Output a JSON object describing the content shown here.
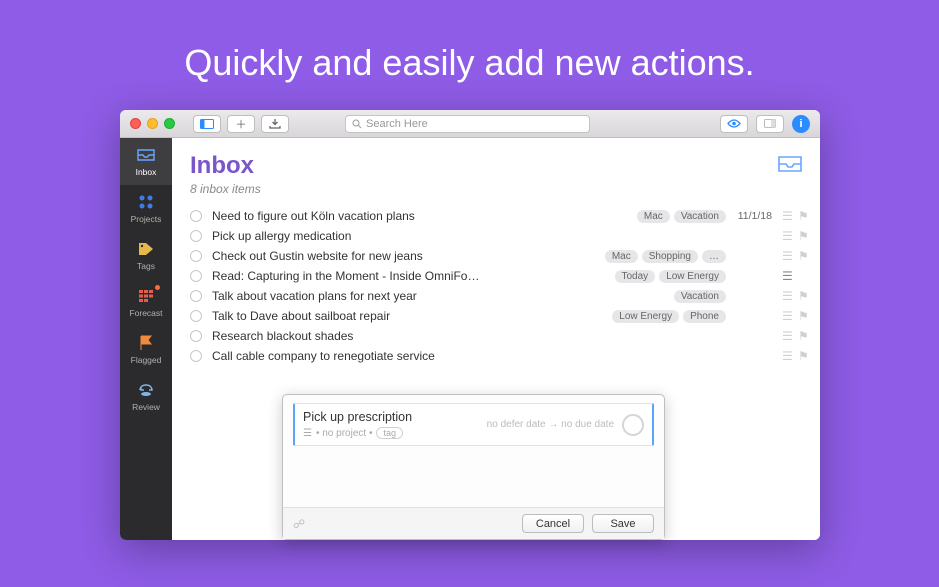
{
  "promo": {
    "title": "Quickly and easily add new actions."
  },
  "toolbar": {
    "search_placeholder": "Search Here"
  },
  "sidebar": {
    "items": [
      {
        "label": "Inbox"
      },
      {
        "label": "Projects"
      },
      {
        "label": "Tags"
      },
      {
        "label": "Forecast"
      },
      {
        "label": "Flagged"
      },
      {
        "label": "Review"
      }
    ]
  },
  "header": {
    "title": "Inbox",
    "subtitle": "8 inbox items"
  },
  "inbox": [
    {
      "title": "Need to figure out Köln vacation plans",
      "tags": [
        "Mac",
        "Vacation"
      ],
      "date": "11/1/18",
      "note": true,
      "flag": true
    },
    {
      "title": "Pick up allergy medication",
      "tags": [],
      "date": "",
      "note": true,
      "flag": true
    },
    {
      "title": "Check out Gustin website for new jeans",
      "tags": [
        "Mac",
        "Shopping",
        "…"
      ],
      "date": "",
      "note": true,
      "flag": true
    },
    {
      "title": "Read: Capturing in the Moment - Inside OmniFo…",
      "tags": [
        "Today",
        "Low Energy"
      ],
      "date": "",
      "note": true,
      "noteOn": true,
      "flag": false
    },
    {
      "title": "Talk about vacation plans for next year",
      "tags": [
        "Vacation"
      ],
      "date": "",
      "note": true,
      "flag": true
    },
    {
      "title": "Talk to Dave about sailboat repair",
      "tags": [
        "Low Energy",
        "Phone"
      ],
      "date": "",
      "note": true,
      "flag": true
    },
    {
      "title": "Research blackout shades",
      "tags": [],
      "date": "",
      "note": true,
      "flag": true
    },
    {
      "title": "Call cable company to renegotiate service",
      "tags": [],
      "date": "",
      "note": true,
      "flag": true
    }
  ],
  "quick_entry": {
    "title": "Pick up prescription",
    "no_project": "• no project •",
    "tag_placeholder": "tag",
    "defer": "no defer date",
    "arrow": "→",
    "due": "no due date",
    "cancel": "Cancel",
    "save": "Save"
  }
}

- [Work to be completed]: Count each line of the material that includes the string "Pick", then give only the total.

- [Solution to the problem]: 2